The writer discusses findings from trend studies that indicate the decline in trust is also affecting trust in the media.
Democracy’s most basic currency is trust, and to judge by the usual indicators, we see, to be running out of it. Back in 1964, more than three-quarters of Americans said that they trusted the federal government; today, according to the Pew Research Center, only a quarter of Americans do.
In the 1970s, Gallup found that around seventy percent of people trusted the media; today around forty percent do. Even worst trust of media has become polarized among party lines. While three in four Democrats say that they trust the media; only one in ten Republicans would say so; as recently as 2000, the share among Republicans was one in two.
The Harvard political scientist Robert D. Putman, who did so much to focus attention on civic associations and social trust in his book “Bowling Alone,” from 2000, offers an alarming update in his latest book, “The Upswing,” written with Shaylyn Romney Garrett. According to her metrics, our “social capital,” that associational richness of American life, has been dropping steadily: “We have been experiencing declining economic equality, the deterioration of comprise in the public square, a fraying social fabric, and a descent into cultural narcissism” – four hoursemen stalking America.

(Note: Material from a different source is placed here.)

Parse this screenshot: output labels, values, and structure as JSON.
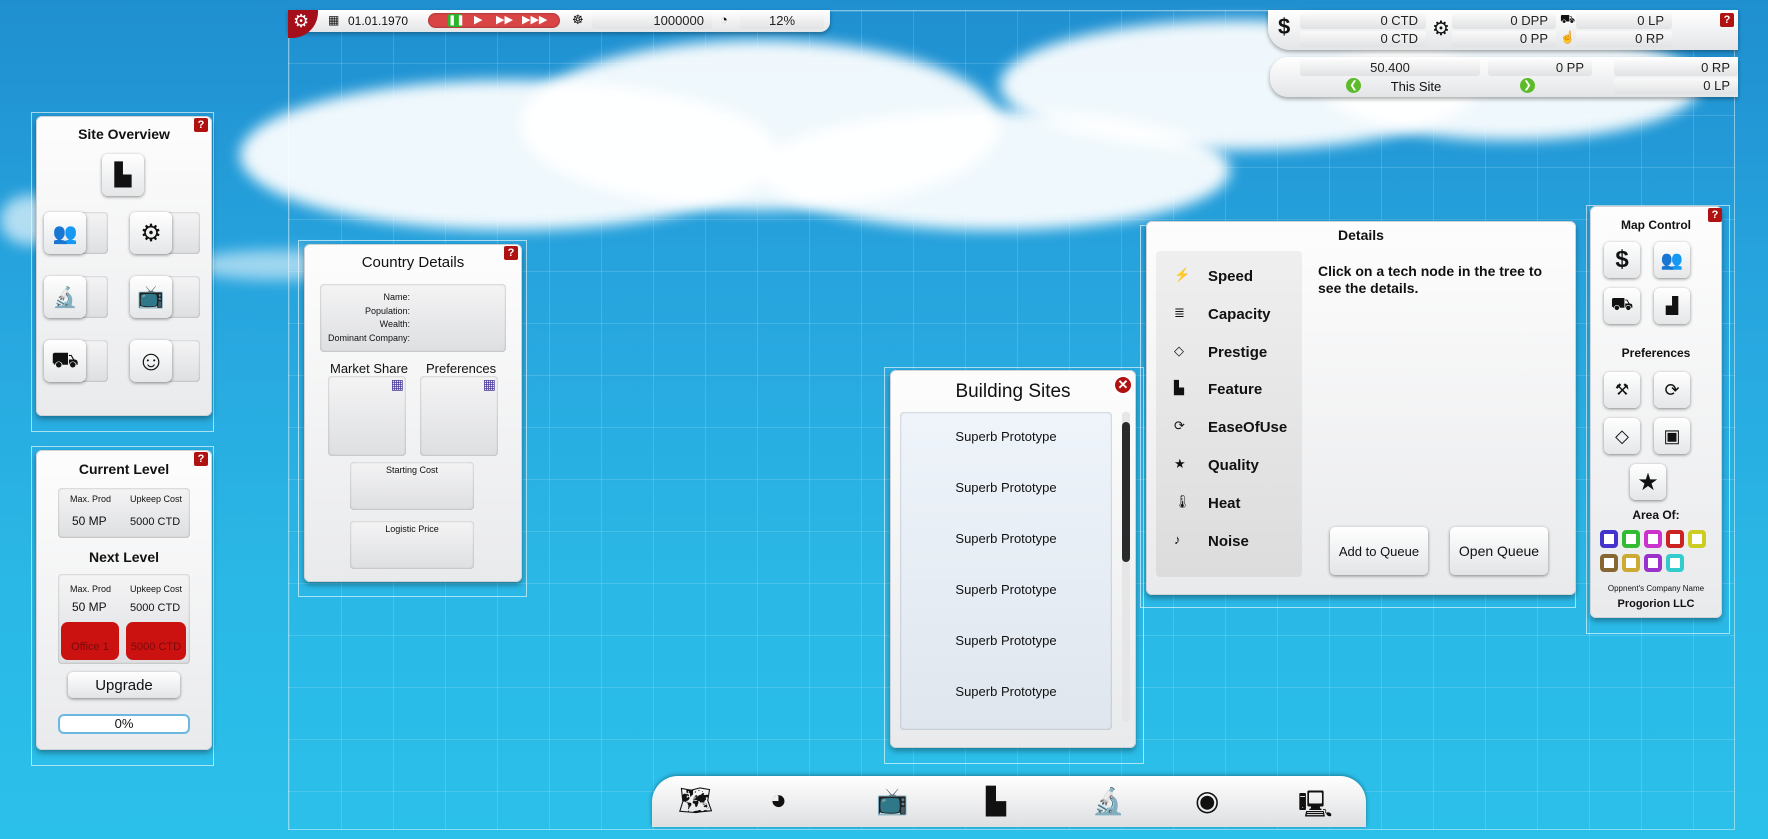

Source: Kahloon, I. (2021, July 26). Believe You Me. The New Yorker.
Only Subscribers Of The New Yorker Can Read The Full Article.